Five of the six people detained on suspicion of conspiracy to pervert the course of justice were released this evening, Scotland Yard said.
They were bailed to return to a police station on a date in April. A 38-year-old man remains in custody.
The co-ordinated arrests were made by officers from Operation Weeting, the Metropolitan Police investigation into illegal hacking of voicemail messages.
Brooks and her husband were at home in Oxfordshire when they had a very early call from the police, Sky News crime correspondent Martin Brunt said.
Scotland Yard said the four other men - aged 39, 46, 38 and 48 - were arrested at properties in Hampshire, London and Hertfordshire.
One of the men is head of security at News International, Mark Hanna, the company confirmed.
A number of addresses connected to the arrests are being searched, police added.
Sky sources also said Rebekah Brooks is the only one among the six that has been re-arrested in connection with the phone-hacking inquiry.
The former newspaper editor and ex-News International chief executive was arrested and bailed last summer on suspicion of phone hacking and corruption.

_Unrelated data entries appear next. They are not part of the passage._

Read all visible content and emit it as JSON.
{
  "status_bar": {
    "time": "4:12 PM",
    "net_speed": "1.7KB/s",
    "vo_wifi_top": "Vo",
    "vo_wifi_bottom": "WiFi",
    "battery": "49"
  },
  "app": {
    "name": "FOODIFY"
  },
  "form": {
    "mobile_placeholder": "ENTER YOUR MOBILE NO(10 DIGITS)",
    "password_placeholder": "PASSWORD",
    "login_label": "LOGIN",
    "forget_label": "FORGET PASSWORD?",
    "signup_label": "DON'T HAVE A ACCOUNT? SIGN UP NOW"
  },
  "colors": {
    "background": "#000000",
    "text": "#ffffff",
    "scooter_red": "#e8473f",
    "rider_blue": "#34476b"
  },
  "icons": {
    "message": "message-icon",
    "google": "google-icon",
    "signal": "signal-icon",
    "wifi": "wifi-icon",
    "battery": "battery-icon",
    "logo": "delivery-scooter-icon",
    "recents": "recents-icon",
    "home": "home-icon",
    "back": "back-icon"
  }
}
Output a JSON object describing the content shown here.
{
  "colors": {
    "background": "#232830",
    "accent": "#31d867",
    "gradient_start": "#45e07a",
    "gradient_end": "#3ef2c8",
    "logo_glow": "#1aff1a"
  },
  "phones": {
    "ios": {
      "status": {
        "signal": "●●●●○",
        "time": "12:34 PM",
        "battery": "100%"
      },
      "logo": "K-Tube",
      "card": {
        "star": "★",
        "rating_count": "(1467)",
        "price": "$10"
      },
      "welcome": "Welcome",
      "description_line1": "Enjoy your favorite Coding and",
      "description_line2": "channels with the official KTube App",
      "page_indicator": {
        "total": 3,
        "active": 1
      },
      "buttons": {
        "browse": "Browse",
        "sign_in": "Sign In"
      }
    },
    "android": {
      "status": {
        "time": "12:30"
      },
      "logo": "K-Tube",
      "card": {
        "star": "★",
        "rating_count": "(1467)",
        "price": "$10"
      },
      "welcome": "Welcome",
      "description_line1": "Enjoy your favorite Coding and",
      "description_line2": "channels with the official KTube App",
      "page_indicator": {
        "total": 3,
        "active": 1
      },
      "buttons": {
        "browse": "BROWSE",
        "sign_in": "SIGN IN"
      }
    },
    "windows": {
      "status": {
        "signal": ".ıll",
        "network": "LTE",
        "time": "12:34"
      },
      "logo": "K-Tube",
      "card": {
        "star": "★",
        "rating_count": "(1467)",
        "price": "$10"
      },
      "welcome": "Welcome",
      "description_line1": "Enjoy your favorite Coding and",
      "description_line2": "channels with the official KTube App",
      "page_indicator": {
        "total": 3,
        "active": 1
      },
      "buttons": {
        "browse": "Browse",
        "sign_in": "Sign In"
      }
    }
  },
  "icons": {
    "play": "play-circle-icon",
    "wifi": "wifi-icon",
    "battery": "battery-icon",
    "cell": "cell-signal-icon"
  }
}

Her lawyer has said she denies committing any criminal offence.
Brooks was the editor of the News Of The World (NOTW) and The Sun before becoming chief executive of News International in 2009.
A public furore erupted last July after it was revealed that a private detective working for the NOTW hacked the mobile phone of murdered schoolgirl Milly Dowler.
Brooks resigned as News International chief executive last year.
Charlie Brooks, who writes for The Daily Telegraph, is an old friend of David Cameron - they were at Eton together and maintain a close friendship.
The Prime Minister was recently forced to reveal he rode a former police horse that had been loaned to the couple.
A total of 22 people have now been arrested under Operation Weeting, which has been running since January last year.
:: The phone-hacking scandal prompted the creation of the Leveson Inquiry into media ethics.